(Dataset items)
....
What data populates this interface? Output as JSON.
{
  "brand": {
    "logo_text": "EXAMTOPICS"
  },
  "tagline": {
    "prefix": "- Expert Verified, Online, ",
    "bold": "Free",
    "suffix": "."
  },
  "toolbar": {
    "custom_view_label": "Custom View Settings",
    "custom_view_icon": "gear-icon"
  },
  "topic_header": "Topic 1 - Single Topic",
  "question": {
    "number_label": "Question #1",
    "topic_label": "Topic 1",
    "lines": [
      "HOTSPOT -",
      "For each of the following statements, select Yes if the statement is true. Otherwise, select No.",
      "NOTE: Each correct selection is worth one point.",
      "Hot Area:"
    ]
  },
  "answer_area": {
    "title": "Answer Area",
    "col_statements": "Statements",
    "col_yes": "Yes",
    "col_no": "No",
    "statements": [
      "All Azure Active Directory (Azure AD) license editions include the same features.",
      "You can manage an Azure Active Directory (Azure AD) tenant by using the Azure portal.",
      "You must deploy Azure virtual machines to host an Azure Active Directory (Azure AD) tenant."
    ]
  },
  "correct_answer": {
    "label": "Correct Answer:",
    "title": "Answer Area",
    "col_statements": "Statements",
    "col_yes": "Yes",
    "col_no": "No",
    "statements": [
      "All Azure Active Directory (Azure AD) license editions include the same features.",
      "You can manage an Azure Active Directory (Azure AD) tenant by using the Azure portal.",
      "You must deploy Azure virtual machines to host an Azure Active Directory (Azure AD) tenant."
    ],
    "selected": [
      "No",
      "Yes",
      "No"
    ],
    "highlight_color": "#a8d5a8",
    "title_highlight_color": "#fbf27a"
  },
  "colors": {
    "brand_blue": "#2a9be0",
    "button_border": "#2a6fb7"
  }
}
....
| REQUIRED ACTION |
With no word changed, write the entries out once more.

| RESPONSE AREA |
What data populates this interface? Output as JSON.
{
  "brand": {
    "logo_text": "EXAMTOPICS"
  },
  "tagline": {
    "prefix": "- Expert Verified, Online, ",
    "bold": "Free",
    "suffix": "."
  },
  "toolbar": {
    "custom_view_label": "Custom View Settings",
    "custom_view_icon": "gear-icon"
  },
  "topic_header": "Topic 1 - Single Topic",
  "question": {
    "number_label": "Question #1",
    "topic_label": "Topic 1",
    "lines": [
      "HOTSPOT -",
      "For each of the following statements, select Yes if the statement is true. Otherwise, select No.",
      "NOTE: Each correct selection is worth one point.",
      "Hot Area:"
    ]
  },
  "answer_area": {
    "title": "Answer Area",
    "col_statements": "Statements",
    "col_yes": "Yes",
    "col_no": "No",
    "statements": [
      "All Azure Active Directory (Azure AD) license editions include the same features.",
      "You can manage an Azure Active Directory (Azure AD) tenant by using the Azure portal.",
      "You must deploy Azure virtual machines to host an Azure Active Directory (Azure AD) tenant."
    ]
  },
  "correct_answer": {
    "label": "Correct Answer:",
    "title": "Answer Area",
    "col_statements": "Statements",
    "col_yes": "Yes",
    "col_no": "No",
    "statements": [
      "All Azure Active Directory (Azure AD) license editions include the same features.",
      "You can manage an Azure Active Directory (Azure AD) tenant by using the Azure portal.",
      "You must deploy Azure virtual machines to host an Azure Active Directory (Azure AD) tenant."
    ],
    "selected": [
      "No",
      "Yes",
      "No"
    ],
    "highlight_color": "#a8d5a8",
    "title_highlight_color": "#fbf27a"
  },
  "colors": {
    "brand_blue": "#2a9be0",
    "button_border": "#2a6fb7"
  }
}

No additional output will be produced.